April 13, 2015 by Canadian Underwriter
Following the deadly events in Illinois last week, the Federal Alliance for Safe Homes (FLASH) has reiterated the need to be better prepared by changing the construction philosophy in tornado zones.
The non-profit group has called for adopting devastation prevention measures and the groundbreaking construction philosophy that emerged after the catastrophic Tuscaloosa, Joplin and Moore tornado outbreaks, notes a statement Thursday from FLASH, a leading consumer advocate for strengthening homes and safeguarding families from natural and manmade disasters.
The costliest U.S. catastrophe involving tornadoes hit Tuscaloosa, Alabama and other areas in April 2011, notes a statement Friday from the Insurance Information Institute (III). This event caused US$7.5 billion in insured losses (in 2013 dollars). The second most costly tornado was the May 2011 event in Joplin, Missouri and other locations, which resulted in US$7.1 billion in insured losses (also in 2013 dollars), III reports.
“It is time to spread the word to leaders that by adding $1 per square foot to the cost of construction and incorporating tornado safe rooms to homes in high-wind zones, the deadly pattern of death and destruction can be forever altered,” FLASH emphasizes.
— Mark Tarello (@mark_tarello) April 10, 2015
Citing a study from 2013, FLASH reports that the American Society of Civil Engineers, Federal Emergency Management Agency building science engineers, and leading academic researchers detailed the Dual-Objective-Based Tornado Design Philosophy, which defies traditional assertions that “there is nothing you can affordably build to withstand tornadoes.”
The research, based on field investigations, documented a pattern of disproportionate structure collapse in tornado outbreaks and point out how even small design changes can make a difference.

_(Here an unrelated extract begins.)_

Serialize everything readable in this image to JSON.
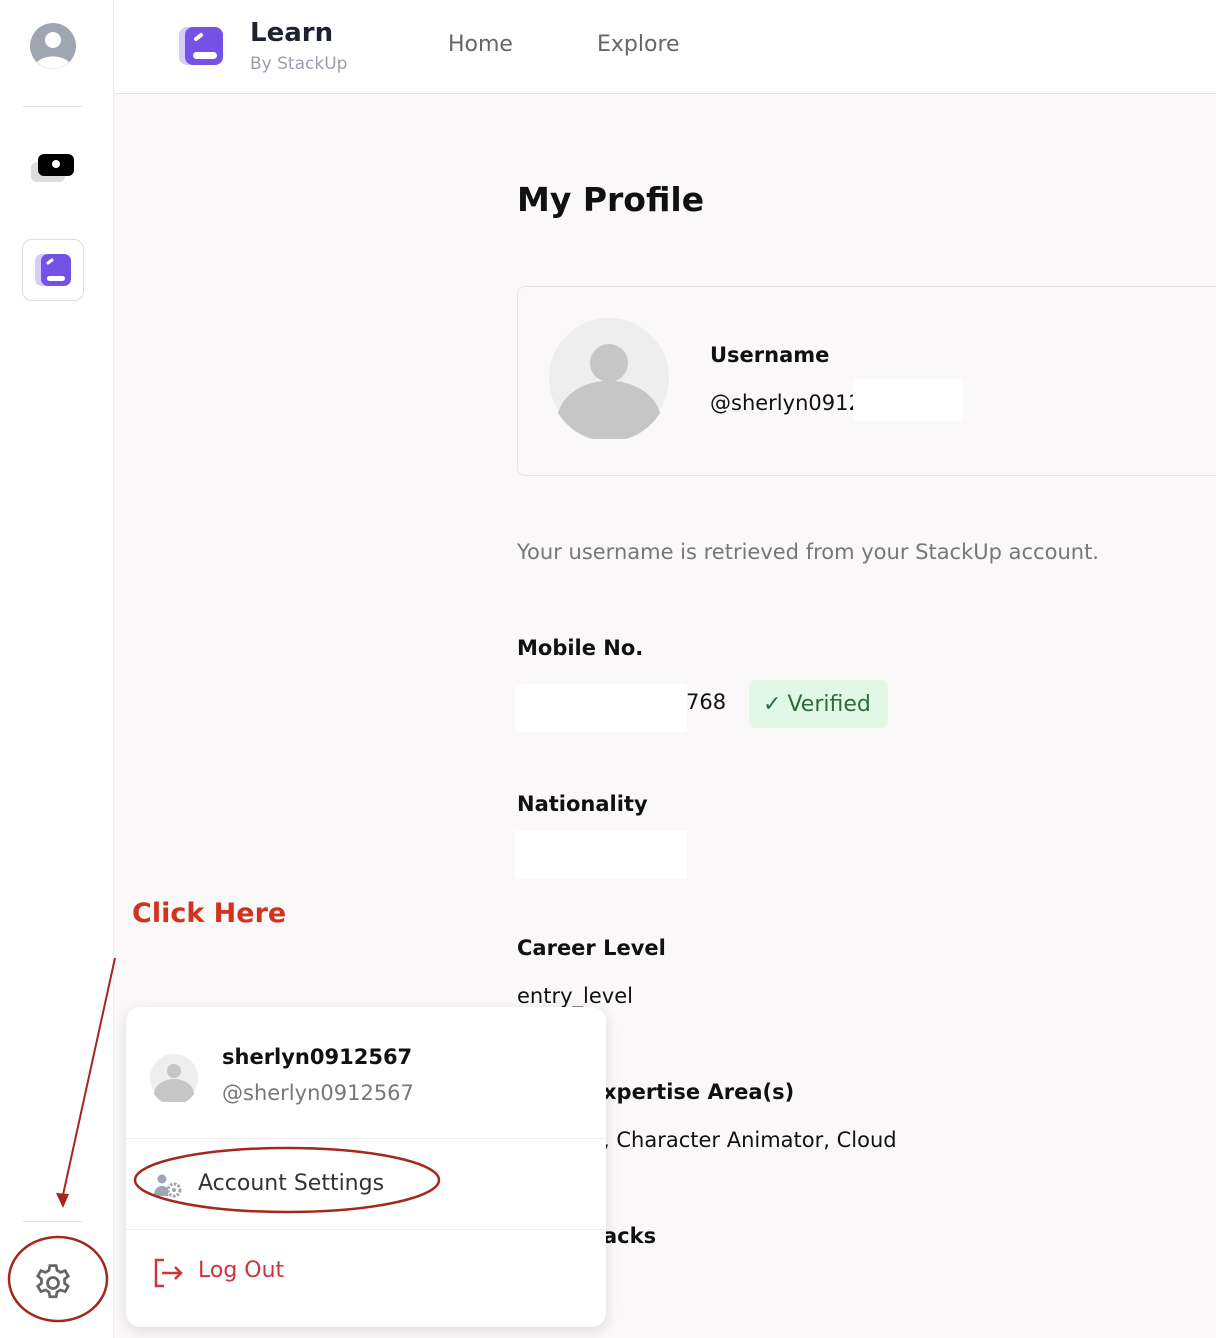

— WOOD TV (@WOODTV) April 10, 2015
Guidelines developed to estimate tornado-induced loads “will provide reasonable targets for designers to use in their future work. Homes built to these newer, research-informed guidelines will have the advantage of better wall bracing, improved roof tie-downs and overall stronger connections,” the statement adds.
David Prevatt, associate professor in the University of Florida’s Department of Civil and Coastal Engineering, is quoted as saying: “Our research demonstrates it is possible to design and build houses that protect people and structures from deadly winds. Techniques developed and implemented in Florida that have reduced hurricane losses can be applied and used in houses to also reduce tornado losses.”
FLASH reports that National Climatic Data Center research shows 95% of the damage generated occurs at tornadoes EF-3 and below. “What this means is that the enhanced practices can bring material increases in home strength,” the statement notes. And since 90% “of all tornadoes never exceed EF-2 with winds of up to 135 mph, wind-resistant building practices can save lives and dramatically improve building performance in nearly every tornado event.”
FLASH recently analyzed and released updated NOAA (National Oceanic and Atmospheric Administration) Storm Prediction Center data that shows almost 90% of U.S. counties experience tornado watches. “This information underscores the point that building differently is not just beneficial to those who are directly hit by tornadoes. Having a stronger home and a safe room will bring beneficial peace of mind to all in harm’s way,” FLASH adds.
III notes that Property Claim Services has reported tornadoes accounted for 37.2% of insured catastrophe losses from 1994 to 2013. Citing figures from Munich Re, the institute adds that in 2013, insured losses from U.S. tornadoes/thunderstorms totaled US$10.3 billion, down from US$15 billion in 2012.
III adds that preliminary NOAA data shows there were 831 tornadoes in the U.S. last year through October 27 compared with 811 during the same period the previous year.